*Your goal*: Word for word, reproduce each entry.

####

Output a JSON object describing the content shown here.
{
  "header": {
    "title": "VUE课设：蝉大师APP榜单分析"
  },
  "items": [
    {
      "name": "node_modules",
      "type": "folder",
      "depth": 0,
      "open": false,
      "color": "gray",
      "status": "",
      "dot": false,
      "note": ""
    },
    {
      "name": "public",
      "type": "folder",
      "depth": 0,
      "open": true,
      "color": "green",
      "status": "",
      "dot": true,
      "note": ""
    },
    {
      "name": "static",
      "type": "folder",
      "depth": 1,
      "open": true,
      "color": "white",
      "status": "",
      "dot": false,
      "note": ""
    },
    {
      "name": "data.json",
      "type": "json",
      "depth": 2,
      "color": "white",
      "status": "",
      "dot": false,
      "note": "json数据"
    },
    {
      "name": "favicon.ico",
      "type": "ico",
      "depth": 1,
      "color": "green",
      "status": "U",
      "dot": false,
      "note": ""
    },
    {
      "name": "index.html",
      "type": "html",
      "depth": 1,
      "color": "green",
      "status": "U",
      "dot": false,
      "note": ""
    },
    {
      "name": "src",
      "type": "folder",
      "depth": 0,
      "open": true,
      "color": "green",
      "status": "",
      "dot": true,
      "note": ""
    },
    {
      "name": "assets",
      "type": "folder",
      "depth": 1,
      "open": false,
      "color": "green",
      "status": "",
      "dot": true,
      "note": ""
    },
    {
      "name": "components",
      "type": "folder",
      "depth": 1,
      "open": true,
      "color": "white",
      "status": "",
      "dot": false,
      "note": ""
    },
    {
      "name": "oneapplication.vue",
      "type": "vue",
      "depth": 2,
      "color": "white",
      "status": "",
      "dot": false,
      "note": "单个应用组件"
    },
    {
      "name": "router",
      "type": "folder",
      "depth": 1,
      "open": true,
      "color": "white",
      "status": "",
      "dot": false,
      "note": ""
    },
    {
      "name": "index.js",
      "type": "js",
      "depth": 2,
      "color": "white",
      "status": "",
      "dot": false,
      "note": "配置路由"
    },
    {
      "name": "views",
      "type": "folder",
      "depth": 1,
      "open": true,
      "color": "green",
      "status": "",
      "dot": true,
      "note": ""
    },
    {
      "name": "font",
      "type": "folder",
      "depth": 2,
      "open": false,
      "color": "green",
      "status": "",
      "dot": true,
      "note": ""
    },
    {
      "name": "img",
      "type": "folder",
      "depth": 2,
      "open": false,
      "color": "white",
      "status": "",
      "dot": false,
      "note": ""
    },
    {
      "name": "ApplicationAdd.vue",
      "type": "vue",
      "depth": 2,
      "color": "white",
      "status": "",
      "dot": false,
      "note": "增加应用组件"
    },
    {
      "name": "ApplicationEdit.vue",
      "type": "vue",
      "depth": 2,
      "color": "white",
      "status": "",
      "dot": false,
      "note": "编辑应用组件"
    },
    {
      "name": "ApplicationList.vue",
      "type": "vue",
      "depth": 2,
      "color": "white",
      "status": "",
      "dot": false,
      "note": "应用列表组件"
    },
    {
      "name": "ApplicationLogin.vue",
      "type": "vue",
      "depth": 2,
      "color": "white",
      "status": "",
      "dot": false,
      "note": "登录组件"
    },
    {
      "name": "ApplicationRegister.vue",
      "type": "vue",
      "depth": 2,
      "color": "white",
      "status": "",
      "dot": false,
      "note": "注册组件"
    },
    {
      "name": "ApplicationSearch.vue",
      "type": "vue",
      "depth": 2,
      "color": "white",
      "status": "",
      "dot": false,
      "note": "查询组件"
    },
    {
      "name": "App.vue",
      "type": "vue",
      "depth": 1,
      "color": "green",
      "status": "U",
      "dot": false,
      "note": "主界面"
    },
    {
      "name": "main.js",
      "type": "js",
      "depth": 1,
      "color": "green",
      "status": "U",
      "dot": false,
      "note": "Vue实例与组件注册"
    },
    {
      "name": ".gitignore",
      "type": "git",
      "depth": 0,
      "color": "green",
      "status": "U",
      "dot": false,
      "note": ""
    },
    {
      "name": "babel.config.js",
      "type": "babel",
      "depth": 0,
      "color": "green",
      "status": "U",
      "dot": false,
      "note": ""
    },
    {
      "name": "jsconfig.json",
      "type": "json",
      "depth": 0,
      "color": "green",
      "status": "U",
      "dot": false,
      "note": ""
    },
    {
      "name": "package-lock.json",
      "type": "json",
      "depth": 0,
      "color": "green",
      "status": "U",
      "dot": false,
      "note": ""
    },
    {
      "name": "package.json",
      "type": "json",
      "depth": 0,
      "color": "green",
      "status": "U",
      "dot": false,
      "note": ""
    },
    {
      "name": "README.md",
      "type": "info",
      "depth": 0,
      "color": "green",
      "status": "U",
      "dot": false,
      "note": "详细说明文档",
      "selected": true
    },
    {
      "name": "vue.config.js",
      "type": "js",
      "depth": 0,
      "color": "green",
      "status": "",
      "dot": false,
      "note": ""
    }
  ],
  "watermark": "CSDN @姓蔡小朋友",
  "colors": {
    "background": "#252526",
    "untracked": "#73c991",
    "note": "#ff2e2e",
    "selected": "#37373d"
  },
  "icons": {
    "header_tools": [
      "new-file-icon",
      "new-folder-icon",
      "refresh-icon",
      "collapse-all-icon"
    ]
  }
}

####

*Result of the exercise*:
Output a JSON object describing the content shown here.
{
  "header": {
    "title": "VUE课设：蝉大师APP榜单分析"
  },
  "items": [
    {
      "name": "node_modules",
      "type": "folder",
      "depth": 0,
      "open": false,
      "color": "gray",
      "status": "",
      "dot": false,
      "note": ""
    },
    {
      "name": "public",
      "type": "folder",
      "depth": 0,
      "open": true,
      "color": "green",
      "status": "",
      "dot": true,
      "note": ""
    },
    {
      "name": "static",
      "type": "folder",
      "depth": 1,
      "open": true,
      "color": "white",
      "status": "",
      "dot": false,
      "note": ""
    },
    {
      "name": "data.json",
      "type": "json",
      "depth": 2,
      "color": "white",
      "status": "",
      "dot": false,
      "note": "json数据"
    },
    {
      "name": "favicon.ico",
      "type": "ico",
      "depth": 1,
      "color": "green",
      "status": "U",
      "dot": false,
      "note": ""
    },
    {
      "name": "index.html",
      "type": "html",
      "depth": 1,
      "color": "green",
      "status": "U",
      "dot": false,
      "note": ""
    },
    {
      "name": "src",
      "type": "folder",
      "depth": 0,
      "open": true,
      "color": "green",
      "status": "",
      "dot": true,
      "note": ""
    },
    {
      "name": "assets",
      "type": "folder",
      "depth": 1,
      "open": false,
      "color": "green",
      "status": "",
      "dot": true,
      "note": ""
    },
    {
      "name": "components",
      "type": "folder",
      "depth": 1,
      "open": true,
      "color": "white",
      "status": "",
      "dot": false,
      "note": ""
    },
    {
      "name": "oneapplication.vue",
      "type": "vue",
      "depth": 2,
      "color": "white",
      "status": "",
      "dot": false,
      "note": "单个应用组件"
    },
    {
      "name": "router",
      "type": "folder",
      "depth": 1,
      "open": true,
      "color": "white",
      "status": "",
      "dot": false,
      "note": ""
    },
    {
      "name": "index.js",
      "type": "js",
      "depth": 2,
      "color": "white",
      "status": "",
      "dot": false,
      "note": "配置路由"
    },
    {
      "name": "views",
      "type": "folder",
      "depth": 1,
      "open": true,
      "color": "green",
      "status": "",
      "dot": true,
      "note": ""
    },
    {
      "name": "font",
      "type": "folder",
      "depth": 2,
      "open": false,
      "color": "green",
      "status": "",
      "dot": true,
      "note": ""
    },
    {
      "name": "img",
      "type": "folder",
      "depth": 2,
      "open": false,
      "color": "white",
      "status": "",
      "dot": false,
      "note": ""
    },
    {
      "name": "ApplicationAdd.vue",
      "type": "vue",
      "depth": 2,
      "color": "white",
      "status": "",
      "dot": false,
      "note": "增加应用组件"
    },
    {
      "name": "ApplicationEdit.vue",
      "type": "vue",
      "depth": 2,
      "color": "white",
      "status": "",
      "dot": false,
      "note": "编辑应用组件"
    },
    {
      "name": "ApplicationList.vue",
      "type": "vue",
      "depth": 2,
      "color": "white",
      "status": "",
      "dot": false,
      "note": "应用列表组件"
    },
    {
      "name": "ApplicationLogin.vue",
      "type": "vue",
      "depth": 2,
      "color": "white",
      "status": "",
      "dot": false,
      "note": "登录组件"
    },
    {
      "name": "ApplicationRegister.vue",
      "type": "vue",
      "depth": 2,
      "color": "white",
      "status": "",
      "dot": false,
      "note": "注册组件"
    },
    {
      "name": "ApplicationSearch.vue",
      "type": "vue",
      "depth": 2,
      "color": "white",
      "status": "",
      "dot": false,
      "note": "查询组件"
    },
    {
      "name": "App.vue",
      "type": "vue",
      "depth": 1,
      "color": "green",
      "status": "U",
      "dot": false,
      "note": "主界面"
    },
    {
      "name": "main.js",
      "type": "js",
      "depth": 1,
      "color": "green",
      "status": "U",
      "dot": false,
      "note": "Vue实例与组件注册"
    },
    {
      "name": ".gitignore",
      "type": "git",
      "depth": 0,
      "color": "green",
      "status": "U",
      "dot": false,
      "note": ""
    },
    {
      "name": "babel.config.js",
      "type": "babel",
      "depth": 0,
      "color": "green",
      "status": "U",
      "dot": false,
      "note": ""
    },
    {
      "name": "jsconfig.json",
      "type": "json",
      "depth": 0,
      "color": "green",
      "status": "U",
      "dot": false,
      "note": ""
    },
    {
      "name": "package-lock.json",
      "type": "json",
      "depth": 0,
      "color": "green",
      "status": "U",
      "dot": false,
      "note": ""
    },
    {
      "name": "package.json",
      "type": "json",
      "depth": 0,
      "color": "green",
      "status": "U",
      "dot": false,
      "note": ""
    },
    {
      "name": "README.md",
      "type": "info",
      "depth": 0,
      "color": "green",
      "status": "U",
      "dot": false,
      "note": "详细说明文档",
      "selected": true
    },
    {
      "name": "vue.config.js",
      "type": "js",
      "depth": 0,
      "color": "green",
      "status": "",
      "dot": false,
      "note": ""
    }
  ],
  "watermark": "CSDN @姓蔡小朋友",
  "colors": {
    "background": "#252526",
    "untracked": "#73c991",
    "note": "#ff2e2e",
    "selected": "#37373d"
  },
  "icons": {
    "header_tools": [
      "new-file-icon",
      "new-folder-icon",
      "refresh-icon",
      "collapse-all-icon"
    ]
  }
}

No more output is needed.